----- MATERIAL SHOWN

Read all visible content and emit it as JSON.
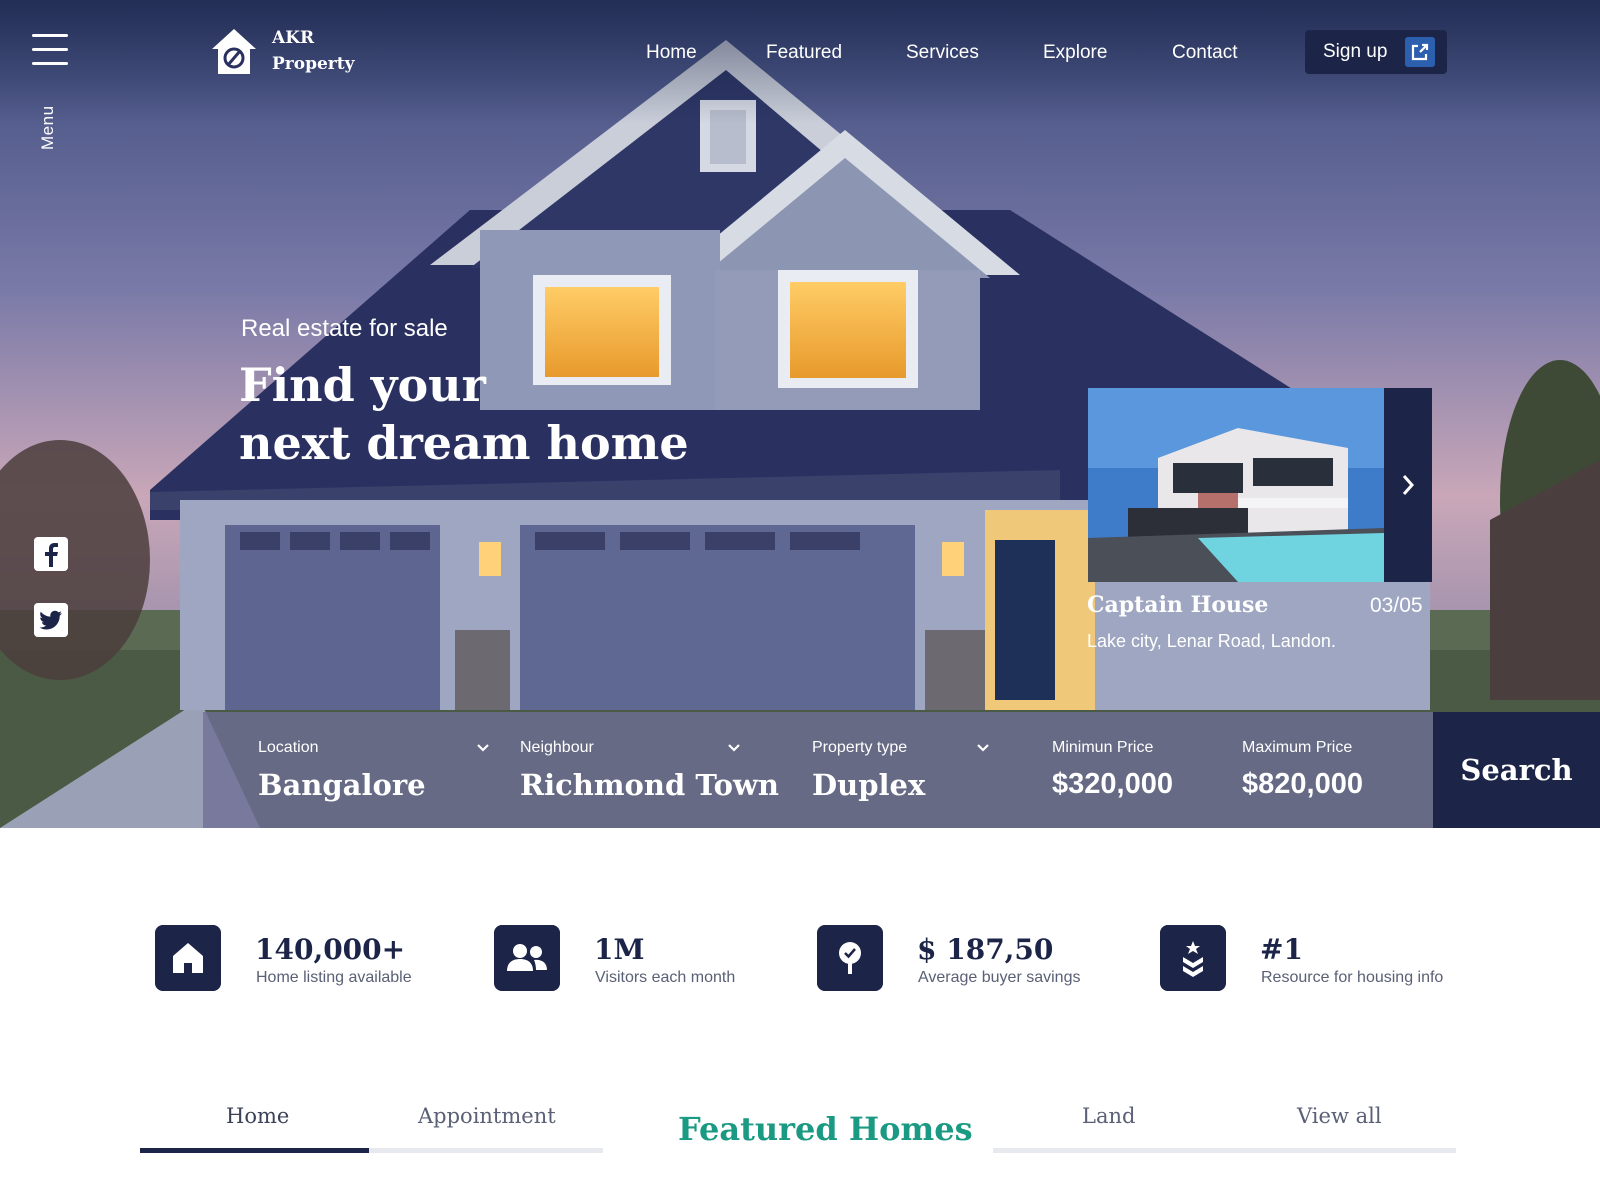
{
  "brand": {
    "line1": "AKR",
    "line2": "Property"
  },
  "menu_label": "Menu",
  "nav": {
    "items": [
      "Home",
      "Featured",
      "Services",
      "Explore",
      "Contact"
    ],
    "signup_label": "Sign up"
  },
  "hero": {
    "kicker": "Real estate for sale",
    "headline_line1": "Find your",
    "headline_line2": "next dream home"
  },
  "featured_card": {
    "title": "Captain House",
    "counter": "03/05",
    "address": "Lake city, Lenar Road, Landon."
  },
  "search": {
    "fields": [
      {
        "label": "Location",
        "value": "Bangalore",
        "dropdown": true
      },
      {
        "label": "Neighbour",
        "value": "Richmond Town",
        "dropdown": true
      },
      {
        "label": "Property type",
        "value": "Duplex",
        "dropdown": true
      },
      {
        "label": "Minimun Price",
        "value": "$320,000",
        "dropdown": false
      },
      {
        "label": "Maximum Price",
        "value": "$820,000",
        "dropdown": false
      }
    ],
    "button_label": "Search"
  },
  "stats": [
    {
      "icon": "home-icon",
      "value": "140,000+",
      "label": "Home listing available"
    },
    {
      "icon": "users-icon",
      "value": "1M",
      "label": "Visitors each month"
    },
    {
      "icon": "savings-icon",
      "value": "$ 187,50",
      "label": "Average buyer savings"
    },
    {
      "icon": "badge-icon",
      "value": "#1",
      "label": "Resource for housing info"
    }
  ],
  "tabs": {
    "items": [
      "Home",
      "Appointment",
      "Land",
      "View all"
    ],
    "active": "Home",
    "section_title": "Featured Homes"
  },
  "colors": {
    "navy": "#1c2548",
    "accent_blue": "#2c5fae",
    "teal": "#1a9a82",
    "muted_text": "#5a6075"
  }
}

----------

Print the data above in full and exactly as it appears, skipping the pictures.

Read all visible content and emit it as JSON.
{
  "brand": {
    "line1": "AKR",
    "line2": "Property"
  },
  "menu_label": "Menu",
  "nav": {
    "items": [
      "Home",
      "Featured",
      "Services",
      "Explore",
      "Contact"
    ],
    "signup_label": "Sign up"
  },
  "hero": {
    "kicker": "Real estate for sale",
    "headline_line1": "Find your",
    "headline_line2": "next dream home"
  },
  "featured_card": {
    "title": "Captain House",
    "counter": "03/05",
    "address": "Lake city, Lenar Road, Landon."
  },
  "search": {
    "fields": [
      {
        "label": "Location",
        "value": "Bangalore",
        "dropdown": true
      },
      {
        "label": "Neighbour",
        "value": "Richmond Town",
        "dropdown": true
      },
      {
        "label": "Property type",
        "value": "Duplex",
        "dropdown": true
      },
      {
        "label": "Minimun Price",
        "value": "$320,000",
        "dropdown": false
      },
      {
        "label": "Maximum Price",
        "value": "$820,000",
        "dropdown": false
      }
    ],
    "button_label": "Search"
  },
  "stats": [
    {
      "icon": "home-icon",
      "value": "140,000+",
      "label": "Home listing available"
    },
    {
      "icon": "users-icon",
      "value": "1M",
      "label": "Visitors each month"
    },
    {
      "icon": "savings-icon",
      "value": "$ 187,50",
      "label": "Average buyer savings"
    },
    {
      "icon": "badge-icon",
      "value": "#1",
      "label": "Resource for housing info"
    }
  ],
  "tabs": {
    "items": [
      "Home",
      "Appointment",
      "Land",
      "View all"
    ],
    "active": "Home",
    "section_title": "Featured Homes"
  },
  "colors": {
    "navy": "#1c2548",
    "accent_blue": "#2c5fae",
    "teal": "#1a9a82",
    "muted_text": "#5a6075"
  }
}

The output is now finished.